The Wii was the only console with a single, non-multiplatform entry that enough RPGamers stood up to have their voices heard on. While not a contender in the HD race, this title proves that the Wii can still offer at least one unique and engaging title to shine in a world of shiny, multiplatform blockbusters.
The situation between the Wii and RPGamers is fairly grim this year compared to other platforms. Thankfully, Monster Hunter Tri could potentially be the only RPG we ever need. The first Wii version of the action-RPG series that is an absolute phenomenon in Japan, thankfully includes just as much content as previous titles, and additionally supports the Classic Controller Pro as a comfortable change to the PSP versions' cramped control scheme.

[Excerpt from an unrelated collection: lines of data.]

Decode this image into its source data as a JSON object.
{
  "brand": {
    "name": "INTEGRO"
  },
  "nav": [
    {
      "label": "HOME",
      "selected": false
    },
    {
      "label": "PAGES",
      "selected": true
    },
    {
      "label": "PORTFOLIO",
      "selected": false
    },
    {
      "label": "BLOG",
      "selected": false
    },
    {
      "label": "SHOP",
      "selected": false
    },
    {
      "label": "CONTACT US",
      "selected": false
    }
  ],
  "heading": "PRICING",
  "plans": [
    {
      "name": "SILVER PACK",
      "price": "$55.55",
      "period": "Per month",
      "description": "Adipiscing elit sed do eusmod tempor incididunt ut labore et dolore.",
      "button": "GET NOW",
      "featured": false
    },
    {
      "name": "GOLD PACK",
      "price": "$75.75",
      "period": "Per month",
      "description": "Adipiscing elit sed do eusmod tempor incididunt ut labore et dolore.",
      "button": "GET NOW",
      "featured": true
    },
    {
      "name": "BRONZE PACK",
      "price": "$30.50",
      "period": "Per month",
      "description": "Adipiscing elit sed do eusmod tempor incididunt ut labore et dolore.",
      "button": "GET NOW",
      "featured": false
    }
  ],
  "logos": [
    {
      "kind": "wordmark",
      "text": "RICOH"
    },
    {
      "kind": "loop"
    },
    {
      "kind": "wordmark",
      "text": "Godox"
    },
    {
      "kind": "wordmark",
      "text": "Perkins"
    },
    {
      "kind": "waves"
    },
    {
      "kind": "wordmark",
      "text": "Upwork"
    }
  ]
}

Monster Hunter Tri offers a deep single player mode and an even deeper multiplayer mode that some might consider an MMORPG in its own right. Players are tasked to collect herbs, mine ore, hook fish, and catch bugs all while dealing with anything from vicious dinosaurs to gaseous primates. The reward for slaying one of these beasts is the ability to carve it into useful materials that are then forged into stronger weapons or armor. Upgrading equipment in this manner is the crux of Monster Hunter Tri.
Tri has a fleshed out story mode, but the game is at its best when playing online. A fight against an impossibly difficult monster becomes a joy when you're taking it down with a friend wielding a switch axe, another firing a bowgun, and a fourth spinning across the map with a hammer. Playing alone or with friends, every journey into Monster Hunter Tri's multiple lands will yield a different result, and the monsters just keep on getting more challenging as you play, making it easy to sink in dozens, if not hundreds of hours. As a nearly endless game with content bursting out of its seams, Monster Hunter Tri is positively one of the best RPGs the Wii has to offer.
by Tom Goldman, Michael Cunningham